## [Problem requirements]
Since the pictures are not wanted, reproduce only the rest of the records, exactly as given.

• • • •

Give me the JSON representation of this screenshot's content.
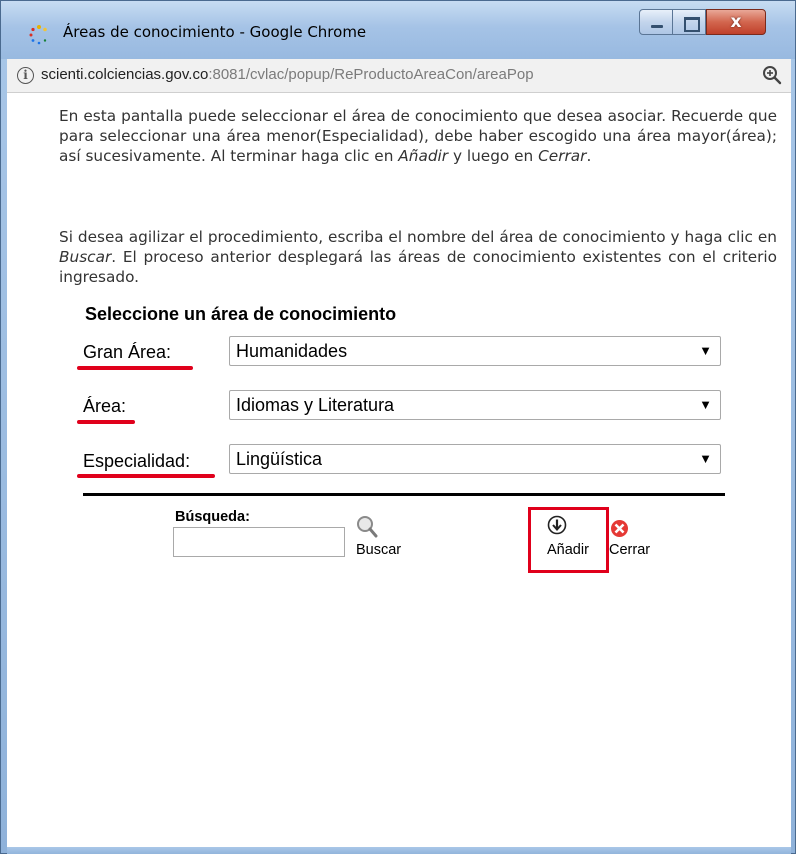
{
  "window": {
    "title": "Áreas de conocimiento - Google Chrome",
    "close_glyph": "x",
    "url_host": "scienti.colciencias.gov.co",
    "url_rest": ":8081/cvlac/popup/ReProductoAreaCon/areaPop"
  },
  "content": {
    "p1_a": "En esta pantalla puede seleccionar el área de conocimiento que desea asociar. Recuerde que para seleccionar una área menor(Especialidad), debe haber escogido una área mayor(área); así sucesivamente. Al terminar haga clic en ",
    "p1_add": "Añadir",
    "p1_b": " y luego en ",
    "p1_close": "Cerrar",
    "p1_c": ".",
    "p2_a": "Si desea agilizar el procedimiento, escriba el nombre del área de conocimiento y haga clic en ",
    "p2_search": "Buscar",
    "p2_b": ". El proceso anterior desplegará las áreas de conocimiento existentes con el criterio ingresado."
  },
  "form": {
    "title": "Seleccione un área de conocimiento",
    "gran_area_label": "Gran Área",
    "gran_area_value": "Humanidades",
    "area_label": "Área",
    "area_value": "Idiomas y Literatura",
    "especialidad_label": "Especialidad",
    "especialidad_value": "Lingüística",
    "colon": ":",
    "arrow": "▼"
  },
  "search": {
    "label": "Búsqueda:",
    "input_value": "",
    "buscar": "Buscar",
    "anadir": "Añadir",
    "cerrar": "Cerrar"
  },
  "colors": {
    "highlight": "#e0001b",
    "titlebar": "#a5c3e6"
  }
}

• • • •

## [Exercise output]
Give me the JSON representation of this screenshot's content.
{
  "window": {
    "title": "Áreas de conocimiento - Google Chrome",
    "close_glyph": "x",
    "url_host": "scienti.colciencias.gov.co",
    "url_rest": ":8081/cvlac/popup/ReProductoAreaCon/areaPop"
  },
  "content": {
    "p1_a": "En esta pantalla puede seleccionar el área de conocimiento que desea asociar. Recuerde que para seleccionar una área menor(Especialidad), debe haber escogido una área mayor(área); así sucesivamente. Al terminar haga clic en ",
    "p1_add": "Añadir",
    "p1_b": " y luego en ",
    "p1_close": "Cerrar",
    "p1_c": ".",
    "p2_a": "Si desea agilizar el procedimiento, escriba el nombre del área de conocimiento y haga clic en ",
    "p2_search": "Buscar",
    "p2_b": ". El proceso anterior desplegará las áreas de conocimiento existentes con el criterio ingresado."
  },
  "form": {
    "title": "Seleccione un área de conocimiento",
    "gran_area_label": "Gran Área",
    "gran_area_value": "Humanidades",
    "area_label": "Área",
    "area_value": "Idiomas y Literatura",
    "especialidad_label": "Especialidad",
    "especialidad_value": "Lingüística",
    "colon": ":",
    "arrow": "▼"
  },
  "search": {
    "label": "Búsqueda:",
    "input_value": "",
    "buscar": "Buscar",
    "anadir": "Añadir",
    "cerrar": "Cerrar"
  },
  "colors": {
    "highlight": "#e0001b",
    "titlebar": "#a5c3e6"
  }
}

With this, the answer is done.